My son has reached the age
when he no longer needs a fake ID
to enter a bar. He tells me
his generation’s screwed and the world
will end in his lifetime. He may be right.
But I wish he’d come into the garden with me
to watch the little brown bats return at dusk
after years of flying through other yards—
I’d thought they were gone forever, done in
by a fungus. Yet here they are, unannounced,
two of them dancing, sometimes together,
sometimes apart, in an airborne pas de deux.
They do not question the power of air to lift them,
the continuing fecundity of insects, the welcome
of attics with broken panes and playhouses
whose children have grown up and moved out.
Some nights they come late, almost
full dark, and I cannot be sure they are not
gone again—not ill, not dying.

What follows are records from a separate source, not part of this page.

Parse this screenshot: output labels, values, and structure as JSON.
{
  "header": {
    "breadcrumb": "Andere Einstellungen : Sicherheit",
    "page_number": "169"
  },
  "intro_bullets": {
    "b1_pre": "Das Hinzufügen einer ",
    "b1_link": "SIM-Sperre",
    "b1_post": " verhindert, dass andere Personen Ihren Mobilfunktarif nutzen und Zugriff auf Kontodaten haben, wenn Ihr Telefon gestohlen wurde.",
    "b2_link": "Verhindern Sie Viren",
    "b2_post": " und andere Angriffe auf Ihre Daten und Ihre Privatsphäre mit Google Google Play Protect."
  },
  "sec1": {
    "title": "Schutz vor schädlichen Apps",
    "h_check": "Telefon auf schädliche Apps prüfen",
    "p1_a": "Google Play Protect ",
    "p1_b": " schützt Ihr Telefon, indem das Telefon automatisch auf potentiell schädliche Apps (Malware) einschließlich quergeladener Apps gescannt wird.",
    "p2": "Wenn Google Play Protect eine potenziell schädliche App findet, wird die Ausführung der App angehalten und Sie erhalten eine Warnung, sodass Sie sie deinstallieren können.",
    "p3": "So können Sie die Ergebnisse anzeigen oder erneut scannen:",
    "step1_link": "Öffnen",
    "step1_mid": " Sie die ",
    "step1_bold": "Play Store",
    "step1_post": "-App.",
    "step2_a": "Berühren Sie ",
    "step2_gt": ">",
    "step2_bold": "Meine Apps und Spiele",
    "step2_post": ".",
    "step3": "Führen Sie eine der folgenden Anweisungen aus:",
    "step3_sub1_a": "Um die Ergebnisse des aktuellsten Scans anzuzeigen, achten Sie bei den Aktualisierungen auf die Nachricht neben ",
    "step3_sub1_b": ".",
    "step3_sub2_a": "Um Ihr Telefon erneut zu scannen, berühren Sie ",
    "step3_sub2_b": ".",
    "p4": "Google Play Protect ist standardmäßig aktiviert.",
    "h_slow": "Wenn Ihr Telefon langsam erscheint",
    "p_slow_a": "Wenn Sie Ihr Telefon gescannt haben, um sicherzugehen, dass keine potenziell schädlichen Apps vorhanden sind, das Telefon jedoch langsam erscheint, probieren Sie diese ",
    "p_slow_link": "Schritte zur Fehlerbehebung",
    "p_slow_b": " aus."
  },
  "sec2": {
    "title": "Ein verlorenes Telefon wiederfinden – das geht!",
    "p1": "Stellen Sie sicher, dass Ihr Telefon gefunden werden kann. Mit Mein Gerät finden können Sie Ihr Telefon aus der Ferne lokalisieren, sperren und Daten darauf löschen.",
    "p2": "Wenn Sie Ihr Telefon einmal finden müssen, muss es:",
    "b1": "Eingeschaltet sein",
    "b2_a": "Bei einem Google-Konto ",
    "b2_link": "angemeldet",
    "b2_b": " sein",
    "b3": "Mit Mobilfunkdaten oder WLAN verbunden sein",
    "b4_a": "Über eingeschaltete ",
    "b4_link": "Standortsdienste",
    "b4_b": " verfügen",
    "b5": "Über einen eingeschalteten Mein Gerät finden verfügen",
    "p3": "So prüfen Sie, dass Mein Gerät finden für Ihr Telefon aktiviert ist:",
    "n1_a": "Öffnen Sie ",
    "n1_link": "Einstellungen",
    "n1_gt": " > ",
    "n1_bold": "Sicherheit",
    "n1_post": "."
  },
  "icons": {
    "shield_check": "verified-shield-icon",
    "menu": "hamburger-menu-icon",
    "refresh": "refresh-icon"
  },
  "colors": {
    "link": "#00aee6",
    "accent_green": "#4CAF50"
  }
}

Still,
I tell my son, it must be better to do what we can,
to fill the bird bath with water and the garden
with dahlias and thyme and those pale
yellow lilies that open at night. Send
letters to our legislators. And wait in the evening
for the occasional miracle of their dizzying flight.
Travel Notes from the River Styx, Susanna Lang’s fourth collection of poems, has recently been published by Terrapin Books. Tracing the Lines (2013) is available from Brick Road Poetry Press. Her poems have appeared in such journals as Little Star, New Letters, and Poetry East. She teaches in the Chicago Public Schools.